Berkman fellow (and Brooklyn law prof) Wendy Seltzer is challenging the NFL in an educational video she’s posted to YouTube. The NFL has now twice filed cease-and-desist letters to get the video taken down, and twice YouTube has complied. The content of the video makes the critical and educational nature of Wendy’s posting, plus her claim of fair use, to anyone who actually watches the video. Query as to whether the bots that generate C&Ds, or those who unleash them, actually watch the videos. Fair use should get a good hearing as a result of this exchange, whether through a DMCA 512(f) proceeding or otherwise. Wendy says her clip is “clear fair use,” but there’s no easy way for you to judge for yourself right now, since it’s taken down.

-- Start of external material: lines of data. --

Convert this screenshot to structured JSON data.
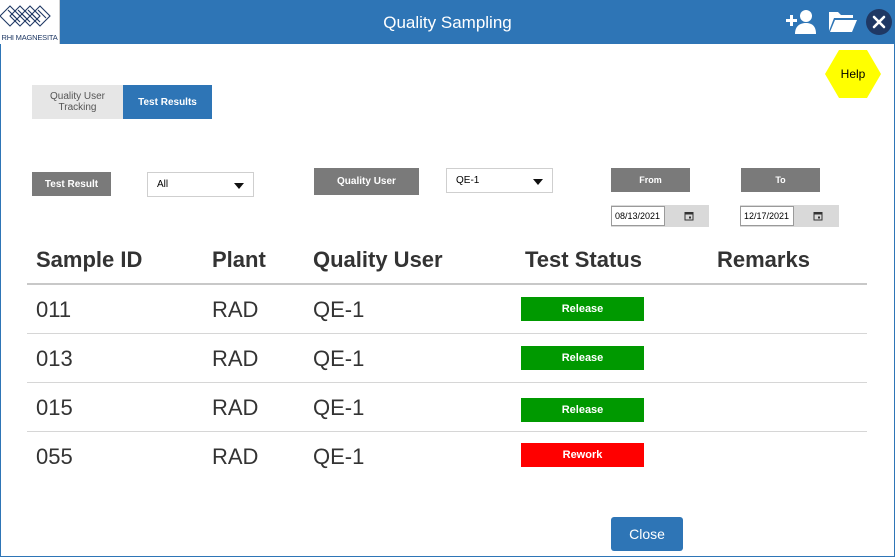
{
  "header": {
    "title": "Quality Sampling",
    "logo_text": "RHI MAGNESITA",
    "icons": [
      "add-user-icon",
      "folder-open-icon",
      "close-icon"
    ]
  },
  "help": {
    "label": "Help"
  },
  "tabs": [
    {
      "label": "Quality User Tracking",
      "active": false
    },
    {
      "label": "Test Results",
      "active": true
    }
  ],
  "filters": {
    "test_result_label": "Test Result",
    "test_result_value": "All",
    "quality_user_label": "Quality User",
    "quality_user_value": "QE-1",
    "from_label": "From",
    "from_value": "08/13/2021",
    "to_label": "To",
    "to_value": "12/17/2021"
  },
  "table": {
    "columns": [
      "Sample ID",
      "Plant",
      "Quality User",
      "Test Status",
      "Remarks"
    ],
    "rows": [
      {
        "sample_id": "011",
        "plant": "RAD",
        "quality_user": "QE-1",
        "status": "Release",
        "remarks": ""
      },
      {
        "sample_id": "013",
        "plant": "RAD",
        "quality_user": "QE-1",
        "status": "Release",
        "remarks": ""
      },
      {
        "sample_id": "015",
        "plant": "RAD",
        "quality_user": "QE-1",
        "status": "Release",
        "remarks": ""
      },
      {
        "sample_id": "055",
        "plant": "RAD",
        "quality_user": "QE-1",
        "status": "Rework",
        "remarks": ""
      }
    ]
  },
  "footer": {
    "close_label": "Close"
  },
  "colors": {
    "header": "#2e75b6",
    "release": "#009900",
    "rework": "#ff0000",
    "help": "#ffff00",
    "label_button": "#7a7a7a"
  }
}
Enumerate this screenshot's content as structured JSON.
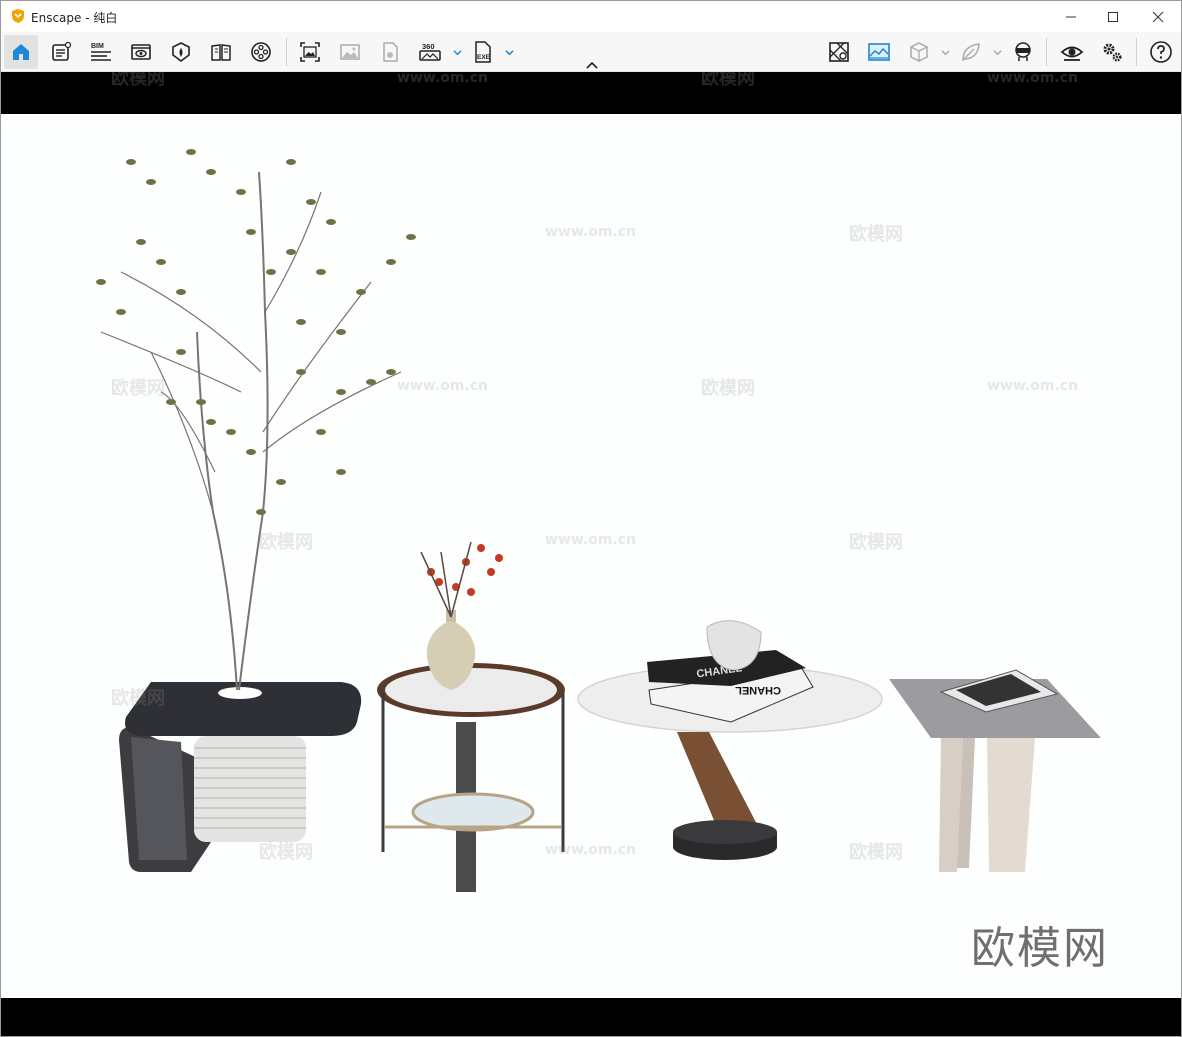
{
  "window": {
    "title": "Enscape - 纯白",
    "accent_color": "#f5a100"
  },
  "toolbar": {
    "left_buttons": [
      {
        "name": "home-icon",
        "active": true
      },
      {
        "name": "asset-library-icon"
      },
      {
        "name": "bim-icon"
      },
      {
        "name": "views-icon"
      },
      {
        "name": "atmosphere-icon"
      },
      {
        "name": "material-editor-icon"
      },
      {
        "name": "video-editor-icon"
      },
      {
        "name": "capture-screenshot-icon"
      },
      {
        "name": "gallery-icon"
      },
      {
        "name": "export-panorama-icon"
      },
      {
        "name": "360-panorama-icon"
      },
      {
        "name": "exe-export-icon"
      }
    ],
    "right_buttons": [
      {
        "name": "map-icon"
      },
      {
        "name": "render-mode-icon"
      },
      {
        "name": "cube-icon"
      },
      {
        "name": "leaf-icon"
      },
      {
        "name": "vr-headset-icon"
      },
      {
        "name": "visual-settings-icon"
      },
      {
        "name": "general-settings-icon"
      },
      {
        "name": "help-icon"
      }
    ],
    "bim_label": "BIM",
    "pano_label": "360",
    "exe_label": "EXE"
  },
  "viewport": {
    "watermark_text": "欧模网",
    "watermark_url": "www.om.cn",
    "logo_text": "欧模网",
    "book_label_1": "CHANEL",
    "book_label_2": "CHANEL"
  }
}
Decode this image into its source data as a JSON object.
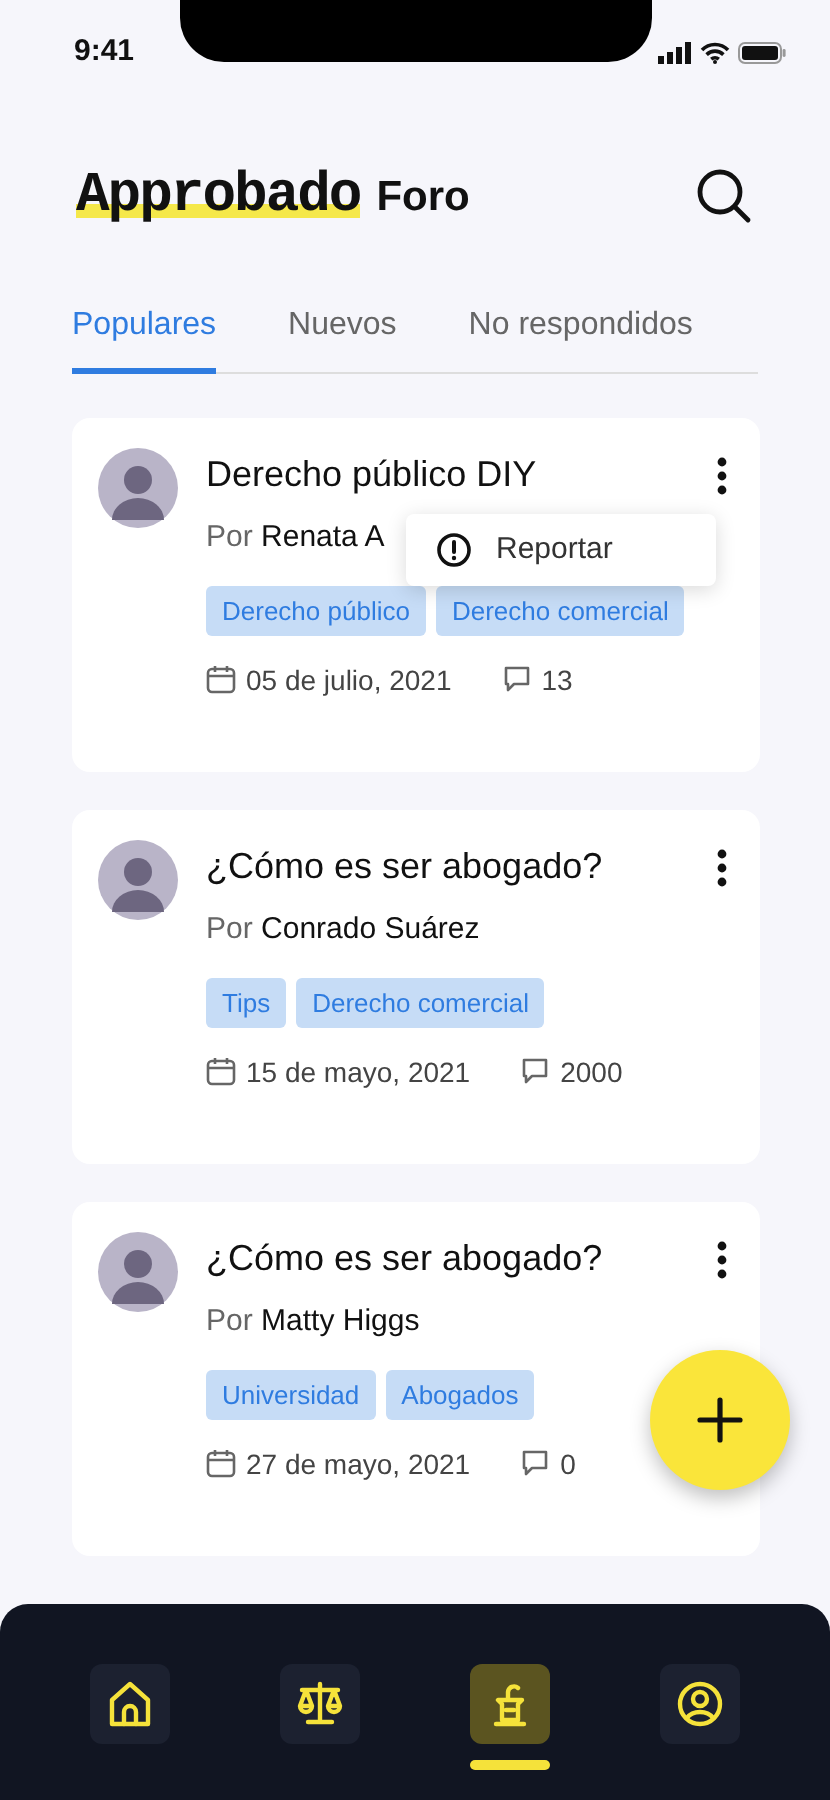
{
  "status_bar": {
    "time": "9:41"
  },
  "header": {
    "logo": "Approbado",
    "title": "Foro"
  },
  "tabs": [
    {
      "label": "Populares",
      "selected": true
    },
    {
      "label": "Nuevos",
      "selected": false
    },
    {
      "label": "No respondidos",
      "selected": false
    }
  ],
  "posts": [
    {
      "title": "Derecho público DIY",
      "by": "Por",
      "author": "Renata A",
      "tags": [
        "Derecho público",
        "Derecho comercial"
      ],
      "date": "05 de julio, 2021",
      "comments": "13",
      "menu": {
        "label": "Reportar"
      }
    },
    {
      "title": "¿Cómo es ser abogado?",
      "by": "Por",
      "author": "Conrado Suárez",
      "tags": [
        "Tips",
        "Derecho comercial"
      ],
      "date": "15 de mayo, 2021",
      "comments": "2000"
    },
    {
      "title": "¿Cómo es ser abogado?",
      "by": "Por",
      "author": "Matty Higgs",
      "tags": [
        "Universidad",
        "Abogados"
      ],
      "date": "27  de mayo, 2021",
      "comments": "0"
    }
  ],
  "nav": [
    {
      "kind": "home",
      "selected": false
    },
    {
      "kind": "scales",
      "selected": false
    },
    {
      "kind": "podium",
      "selected": true
    },
    {
      "kind": "profile",
      "selected": false
    }
  ]
}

Tom Ashbrook of NPR/WBUR’s On Point took up the YouTube-Viacom dispute today. You can tune in from here. The group didn’t linger long on the legal issues involved, but covered a lot of ground related to cultural and business implications of the dispute.
I’m with a group of 20 wonderful educators talking about technology in the classroom at a NYSAIS workshop. It’s taking place at The School at Columbia University, a totally beautiful, wired school built three years ago. We’re looking now at the debates on a wiki format right now.
We’re talking also about what tags are. (David Weinberger has a book coming out in May, Everything is Miscellaneous, that will answer it for you!)
Welcome to a new aggregator, Planet02138, that Renat Lumpau has set up. The purpose is: “Planet 02138 is a collection of Harvard blogs. It is a sample of opinions and ramblings by Harvard students, faculty, and alumni.” Great idea.